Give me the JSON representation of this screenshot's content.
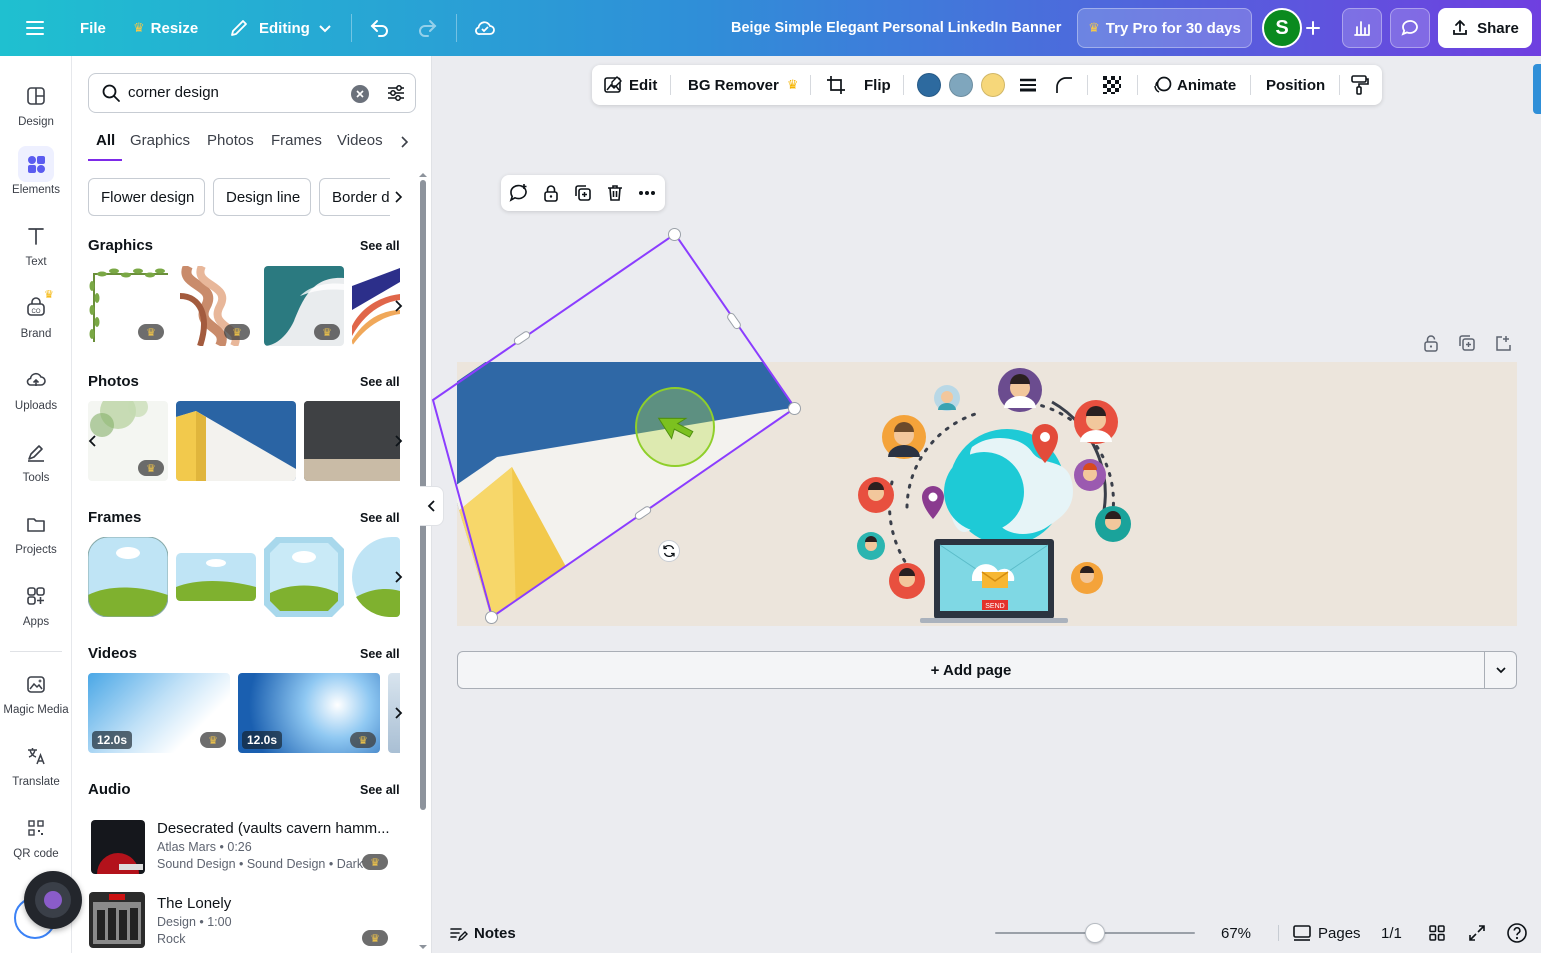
{
  "topbar": {
    "file_label": "File",
    "resize_label": "Resize",
    "editing_label": "Editing",
    "doc_title": "Beige Simple Elegant Personal LinkedIn Banner",
    "try_pro_label": "Try Pro for 30 days",
    "avatar_initial": "S",
    "share_label": "Share"
  },
  "rail": {
    "items": [
      {
        "label": "Design"
      },
      {
        "label": "Elements"
      },
      {
        "label": "Text"
      },
      {
        "label": "Brand"
      },
      {
        "label": "Uploads"
      },
      {
        "label": "Tools"
      },
      {
        "label": "Projects"
      },
      {
        "label": "Apps"
      },
      {
        "label": "Magic Media"
      },
      {
        "label": "Translate"
      },
      {
        "label": "QR code"
      }
    ]
  },
  "panel": {
    "search_value": "corner design",
    "tabs": [
      "All",
      "Graphics",
      "Photos",
      "Frames",
      "Videos"
    ],
    "chips": [
      "Flower design",
      "Design line",
      "Border de"
    ],
    "sections": {
      "graphics": "Graphics",
      "photos": "Photos",
      "frames": "Frames",
      "videos": "Videos",
      "audio": "Audio"
    },
    "see_all": "See all",
    "video_durations": [
      "12.0s",
      "12.0s"
    ],
    "audio": [
      {
        "title": "Desecrated (vaults cavern hamm...",
        "meta": "Atlas Mars • 0:26",
        "tags": "Sound Design • Sound Design • Dark"
      },
      {
        "title": "The Lonely",
        "meta": "Design • 1:00",
        "tags": "Rock"
      }
    ]
  },
  "context_toolbar": {
    "edit": "Edit",
    "bg_remover": "BG Remover",
    "flip": "Flip",
    "animate": "Animate",
    "position": "Position",
    "colors": [
      "#2d6a9f",
      "#7fa6bd",
      "#f6d77a"
    ]
  },
  "canvas": {
    "add_page": "+ Add page",
    "send_label": "SEND"
  },
  "bottom": {
    "notes": "Notes",
    "zoom": "67%",
    "zoom_fraction": 0.5,
    "pages": "Pages",
    "page_count": "1/1"
  }
}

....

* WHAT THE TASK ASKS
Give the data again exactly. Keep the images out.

* PROBLEM SOLUTION
Give me the JSON representation of this screenshot's content.
{
  "topbar": {
    "file_label": "File",
    "resize_label": "Resize",
    "editing_label": "Editing",
    "doc_title": "Beige Simple Elegant Personal LinkedIn Banner",
    "try_pro_label": "Try Pro for 30 days",
    "avatar_initial": "S",
    "share_label": "Share"
  },
  "rail": {
    "items": [
      {
        "label": "Design"
      },
      {
        "label": "Elements"
      },
      {
        "label": "Text"
      },
      {
        "label": "Brand"
      },
      {
        "label": "Uploads"
      },
      {
        "label": "Tools"
      },
      {
        "label": "Projects"
      },
      {
        "label": "Apps"
      },
      {
        "label": "Magic Media"
      },
      {
        "label": "Translate"
      },
      {
        "label": "QR code"
      }
    ]
  },
  "panel": {
    "search_value": "corner design",
    "tabs": [
      "All",
      "Graphics",
      "Photos",
      "Frames",
      "Videos"
    ],
    "chips": [
      "Flower design",
      "Design line",
      "Border de"
    ],
    "sections": {
      "graphics": "Graphics",
      "photos": "Photos",
      "frames": "Frames",
      "videos": "Videos",
      "audio": "Audio"
    },
    "see_all": "See all",
    "video_durations": [
      "12.0s",
      "12.0s"
    ],
    "audio": [
      {
        "title": "Desecrated (vaults cavern hamm...",
        "meta": "Atlas Mars • 0:26",
        "tags": "Sound Design • Sound Design • Dark"
      },
      {
        "title": "The Lonely",
        "meta": "Design • 1:00",
        "tags": "Rock"
      }
    ]
  },
  "context_toolbar": {
    "edit": "Edit",
    "bg_remover": "BG Remover",
    "flip": "Flip",
    "animate": "Animate",
    "position": "Position",
    "colors": [
      "#2d6a9f",
      "#7fa6bd",
      "#f6d77a"
    ]
  },
  "canvas": {
    "add_page": "+ Add page",
    "send_label": "SEND"
  },
  "bottom": {
    "notes": "Notes",
    "zoom": "67%",
    "zoom_fraction": 0.5,
    "pages": "Pages",
    "page_count": "1/1"
  }
}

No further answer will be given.